Recipients of the FTC’s letter come from every corner of the economy: the FTC mailed letters to manufacturers of beauty products, food and drink companies, retailers, and everyone in between. By putting these companies “on notice” that the identified practices violate the FTC Act, the FTC is empowered to impose civil penalties upon recipients who engage in violative conduct of up to $50,120 per violation under 15 U.S.C. § 45(m)(1)(B).

As we reported here, the FTC first issued the Endorsement Notice in 2021, but the Substantiation Notice is a new publication.
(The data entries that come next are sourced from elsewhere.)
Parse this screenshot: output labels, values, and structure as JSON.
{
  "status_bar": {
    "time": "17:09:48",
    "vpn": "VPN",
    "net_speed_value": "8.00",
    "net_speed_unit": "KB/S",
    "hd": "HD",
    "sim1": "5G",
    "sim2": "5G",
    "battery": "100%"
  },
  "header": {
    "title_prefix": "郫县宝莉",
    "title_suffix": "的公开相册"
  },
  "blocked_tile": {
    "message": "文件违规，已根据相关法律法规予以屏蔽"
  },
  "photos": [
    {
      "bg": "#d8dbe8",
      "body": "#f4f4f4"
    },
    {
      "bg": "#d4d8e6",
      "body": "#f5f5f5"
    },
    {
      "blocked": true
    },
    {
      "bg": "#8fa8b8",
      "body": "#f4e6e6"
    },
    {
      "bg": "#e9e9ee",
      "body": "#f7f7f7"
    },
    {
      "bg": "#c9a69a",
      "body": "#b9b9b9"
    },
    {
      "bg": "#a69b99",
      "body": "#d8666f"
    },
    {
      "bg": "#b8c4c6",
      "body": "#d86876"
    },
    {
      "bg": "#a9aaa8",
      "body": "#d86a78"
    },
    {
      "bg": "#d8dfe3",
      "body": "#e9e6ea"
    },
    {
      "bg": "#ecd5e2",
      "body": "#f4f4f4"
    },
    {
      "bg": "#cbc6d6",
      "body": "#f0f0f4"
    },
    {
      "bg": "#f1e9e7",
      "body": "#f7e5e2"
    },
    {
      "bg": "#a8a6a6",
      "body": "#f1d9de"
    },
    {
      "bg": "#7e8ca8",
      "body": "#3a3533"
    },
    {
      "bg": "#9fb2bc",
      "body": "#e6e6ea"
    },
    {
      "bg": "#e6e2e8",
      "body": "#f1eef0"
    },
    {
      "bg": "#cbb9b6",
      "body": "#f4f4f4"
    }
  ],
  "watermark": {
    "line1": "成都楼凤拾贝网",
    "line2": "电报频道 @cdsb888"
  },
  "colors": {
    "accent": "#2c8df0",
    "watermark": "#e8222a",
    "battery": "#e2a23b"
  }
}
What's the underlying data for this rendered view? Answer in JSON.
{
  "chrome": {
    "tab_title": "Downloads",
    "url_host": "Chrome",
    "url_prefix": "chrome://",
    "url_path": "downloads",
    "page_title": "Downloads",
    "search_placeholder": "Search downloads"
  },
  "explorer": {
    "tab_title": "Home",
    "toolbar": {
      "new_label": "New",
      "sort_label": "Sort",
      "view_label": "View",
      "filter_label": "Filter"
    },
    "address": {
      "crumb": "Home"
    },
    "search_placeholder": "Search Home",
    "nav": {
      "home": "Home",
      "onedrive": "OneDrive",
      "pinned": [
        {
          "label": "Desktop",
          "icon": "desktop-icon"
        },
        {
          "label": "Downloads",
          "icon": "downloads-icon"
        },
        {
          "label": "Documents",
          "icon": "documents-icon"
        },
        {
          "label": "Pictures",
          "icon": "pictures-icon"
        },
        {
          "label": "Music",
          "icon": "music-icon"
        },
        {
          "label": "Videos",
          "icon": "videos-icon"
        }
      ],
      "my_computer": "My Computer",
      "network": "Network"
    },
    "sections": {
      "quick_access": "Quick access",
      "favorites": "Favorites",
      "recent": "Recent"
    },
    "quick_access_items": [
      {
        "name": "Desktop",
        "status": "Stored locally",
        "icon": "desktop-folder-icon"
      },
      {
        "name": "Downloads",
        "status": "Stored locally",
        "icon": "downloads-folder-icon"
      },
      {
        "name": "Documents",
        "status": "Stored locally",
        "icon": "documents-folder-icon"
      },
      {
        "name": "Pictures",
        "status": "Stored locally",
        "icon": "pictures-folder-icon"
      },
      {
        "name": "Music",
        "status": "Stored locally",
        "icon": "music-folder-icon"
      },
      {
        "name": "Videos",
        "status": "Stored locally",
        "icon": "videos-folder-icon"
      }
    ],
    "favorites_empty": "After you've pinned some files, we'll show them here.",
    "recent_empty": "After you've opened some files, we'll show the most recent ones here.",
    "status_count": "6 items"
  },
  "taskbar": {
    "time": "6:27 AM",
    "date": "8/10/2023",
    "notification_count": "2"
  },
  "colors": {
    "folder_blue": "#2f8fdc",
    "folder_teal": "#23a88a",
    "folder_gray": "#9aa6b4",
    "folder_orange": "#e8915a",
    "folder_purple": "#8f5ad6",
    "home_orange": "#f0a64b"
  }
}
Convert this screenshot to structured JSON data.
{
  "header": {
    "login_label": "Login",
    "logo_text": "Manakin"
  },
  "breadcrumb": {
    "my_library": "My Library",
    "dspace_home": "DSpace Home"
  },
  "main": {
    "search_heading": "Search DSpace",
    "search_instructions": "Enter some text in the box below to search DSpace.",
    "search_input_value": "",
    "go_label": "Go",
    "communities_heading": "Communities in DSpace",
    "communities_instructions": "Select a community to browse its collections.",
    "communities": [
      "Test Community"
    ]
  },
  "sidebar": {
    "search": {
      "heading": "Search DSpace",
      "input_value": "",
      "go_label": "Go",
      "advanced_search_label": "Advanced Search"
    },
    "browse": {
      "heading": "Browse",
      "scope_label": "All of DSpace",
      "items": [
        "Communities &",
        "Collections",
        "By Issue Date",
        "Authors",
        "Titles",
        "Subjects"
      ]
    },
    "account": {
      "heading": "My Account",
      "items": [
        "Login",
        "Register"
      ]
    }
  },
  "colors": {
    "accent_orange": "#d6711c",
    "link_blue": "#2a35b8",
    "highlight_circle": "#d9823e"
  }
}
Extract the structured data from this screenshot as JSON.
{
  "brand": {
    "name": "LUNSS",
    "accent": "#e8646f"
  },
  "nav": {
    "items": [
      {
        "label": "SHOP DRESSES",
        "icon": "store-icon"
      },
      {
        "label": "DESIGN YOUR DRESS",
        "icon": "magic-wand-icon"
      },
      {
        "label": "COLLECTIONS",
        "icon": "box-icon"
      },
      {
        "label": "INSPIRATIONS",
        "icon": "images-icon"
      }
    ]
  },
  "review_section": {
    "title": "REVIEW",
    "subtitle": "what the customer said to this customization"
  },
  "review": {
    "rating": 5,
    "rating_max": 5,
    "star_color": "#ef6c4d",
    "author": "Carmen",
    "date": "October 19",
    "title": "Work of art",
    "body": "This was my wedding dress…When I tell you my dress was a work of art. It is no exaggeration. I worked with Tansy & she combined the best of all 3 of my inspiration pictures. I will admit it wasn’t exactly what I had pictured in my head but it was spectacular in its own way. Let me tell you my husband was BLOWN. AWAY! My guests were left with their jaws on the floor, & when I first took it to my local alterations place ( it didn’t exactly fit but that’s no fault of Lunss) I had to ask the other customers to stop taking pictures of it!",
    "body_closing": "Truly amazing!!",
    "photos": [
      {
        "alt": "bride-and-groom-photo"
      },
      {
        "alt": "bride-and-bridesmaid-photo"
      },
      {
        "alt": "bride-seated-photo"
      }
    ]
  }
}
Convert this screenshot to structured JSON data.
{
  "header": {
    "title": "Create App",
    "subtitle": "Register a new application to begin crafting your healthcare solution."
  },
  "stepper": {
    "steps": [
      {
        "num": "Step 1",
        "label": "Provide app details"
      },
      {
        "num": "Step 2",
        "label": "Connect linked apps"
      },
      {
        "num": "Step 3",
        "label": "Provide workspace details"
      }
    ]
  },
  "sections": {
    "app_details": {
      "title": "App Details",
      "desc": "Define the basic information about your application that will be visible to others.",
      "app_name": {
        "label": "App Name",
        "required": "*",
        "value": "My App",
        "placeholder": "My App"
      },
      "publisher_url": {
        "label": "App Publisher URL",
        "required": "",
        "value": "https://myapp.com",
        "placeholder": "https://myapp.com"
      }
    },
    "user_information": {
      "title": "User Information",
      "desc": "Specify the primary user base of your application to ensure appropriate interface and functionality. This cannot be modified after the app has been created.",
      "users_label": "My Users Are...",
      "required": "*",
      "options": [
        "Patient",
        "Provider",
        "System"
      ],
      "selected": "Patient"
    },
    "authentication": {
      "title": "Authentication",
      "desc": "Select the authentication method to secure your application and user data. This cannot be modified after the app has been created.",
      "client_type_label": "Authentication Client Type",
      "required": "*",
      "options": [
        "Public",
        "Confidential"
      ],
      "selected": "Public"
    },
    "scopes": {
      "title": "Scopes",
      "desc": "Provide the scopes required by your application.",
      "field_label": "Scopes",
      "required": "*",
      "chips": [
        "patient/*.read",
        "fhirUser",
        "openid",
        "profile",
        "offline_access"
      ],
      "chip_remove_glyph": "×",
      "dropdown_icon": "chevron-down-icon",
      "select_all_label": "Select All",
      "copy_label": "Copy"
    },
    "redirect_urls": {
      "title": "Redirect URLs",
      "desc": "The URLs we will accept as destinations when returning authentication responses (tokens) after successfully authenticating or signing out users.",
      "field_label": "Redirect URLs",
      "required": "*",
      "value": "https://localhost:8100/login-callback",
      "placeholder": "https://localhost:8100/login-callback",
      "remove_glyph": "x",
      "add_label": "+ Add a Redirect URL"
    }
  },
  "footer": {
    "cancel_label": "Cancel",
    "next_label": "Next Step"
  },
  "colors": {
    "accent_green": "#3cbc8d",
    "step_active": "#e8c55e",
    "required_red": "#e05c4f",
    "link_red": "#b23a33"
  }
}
The full Notice is certainly worth a read, but some of the most notable “unfair or deceptive acts or practices” that will create liability include:

  • Making “an objective product claim” without “competent and reliable evidence” in support of the claim.
  • Making a claim that a product treats a serious disease without “at least one human clinical trial” that “(1) is randomized, (2) is well controlled, (3) is double-blinded . . . (4) is conducted by persons qualified by training and experience to conduct such studies, (5) measures disease end points or validated surrogate markers, and (6) yields statistically significant results.”
  • Making a claim that a product is “scientifically or clinically proven” unless the advertiser has “evidence sufficient to satisfy the relevant scientific community of the claim’s truth.”
  • Misrepresenting the level or type of substantiation for a claim.

This latest FTC initiative comes on the heels of prior use of Notices of Penalty Offenses against money-making ventures, for-profit educational institutions, automobile rentals, bait-and-switch sales practices, business opportunities, and more.

Things you can do now?

  • Check the list to see if your company was sent a Notice;
  • if you received a Notice, make sure the appropriate teams are, and continue to be, aware of it;
  • retain the document in an easily identifiable location;
  • reacquaint yourself with the FTC’s substantiation requirements for health products, and the endorsement and testimonial guides; and
  • contact us with questions.